In the Constantinople Agreement of March 18, 1915, Russian Foreign Minister Sergei Sazonov wrote to the ambassadors of France and Great Britain after the start of naval operations, before the Gallipoli campaign, and claimed Constantinople and the Dardanelles. During a series of five-week diplomatic talks, Britain and France agreed, under their own claims, on a wider sphere of influence in Iran in the case of Britain and on the annexation of Syria (including Palestine) and Cilicia for France. British and French claims agreed and all parties agreed that the proper management of the holy sites should be left to later regulation.  Without the Russian revolutions of 1917, Constantinople and The Strait could have been handed over to Russia after the Allied victory. In April 1920, the San Remo Conference distributed class A mandates on Syria to France and to Iraq and Palestine to Britain. The same conference ratified an oil deal reached at a London conference on 12 February on the basis of a slightly different version of the long-term berenger agreement, previously initialled on 21 December in London. In the chain of agreements between France, Russia and Britain, Russian claims were first approved: France confirmed its agreement on April 26 and Britain on May 23 with formal sanction on October 23. The Franco-English agreement was signed in an exchange of letters on 9 May and confirmed on 16 May.  The agreement was reached in secret, not least because it betrayed promises already made by the British government Hussein bin Ali, the Sharif of Mecca. During the war, in an effort to stir up an Arab rebellion against the Ottomans, the British sought to support Hussein by agreeing to support the creation of an independent Arab state with some reservations.
In the so-called McMahon-Hussein correspondence, Britain set out the conditions: it wanted to maintain rights in Baghdad and Basra and set aside parts of syria today, which it said were not entirely Arab.
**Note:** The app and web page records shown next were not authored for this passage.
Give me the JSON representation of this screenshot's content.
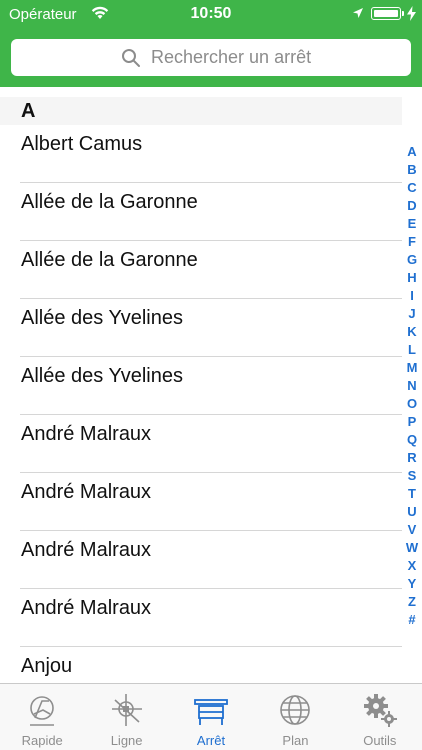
{
  "status_bar": {
    "carrier": "Opérateur",
    "time": "10:50"
  },
  "search": {
    "placeholder": "Rechercher un arrêt"
  },
  "section": {
    "letter": "A"
  },
  "stops": [
    "Albert Camus",
    "Allée de la Garonne",
    "Allée de la Garonne",
    "Allée des Yvelines",
    "Allée des Yvelines",
    "André Malraux",
    "André Malraux",
    "André Malraux",
    "André Malraux",
    "Anjou"
  ],
  "index_letters": [
    "A",
    "B",
    "C",
    "D",
    "E",
    "F",
    "G",
    "H",
    "I",
    "J",
    "K",
    "L",
    "M",
    "N",
    "O",
    "P",
    "Q",
    "R",
    "S",
    "T",
    "U",
    "V",
    "W",
    "X",
    "Y",
    "Z",
    "#"
  ],
  "tabs": [
    {
      "label": "Rapide",
      "icon": "rapide-icon",
      "active": false
    },
    {
      "label": "Ligne",
      "icon": "ligne-icon",
      "active": false
    },
    {
      "label": "Arrêt",
      "icon": "arret-icon",
      "active": true
    },
    {
      "label": "Plan",
      "icon": "plan-icon",
      "active": false
    },
    {
      "label": "Outils",
      "icon": "outils-icon",
      "active": false
    }
  ],
  "colors": {
    "header_green": "#3fb549",
    "accent_blue": "#1f6fd0",
    "inactive_gray": "#8e8e8e"
  }
}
The Arabs did revolt against the Ottomans, with the help of British military officer T.E. Lawrence. But after the war, the British claimed that the correspondence was not a formal treaty, although Hussein and his family insisted. .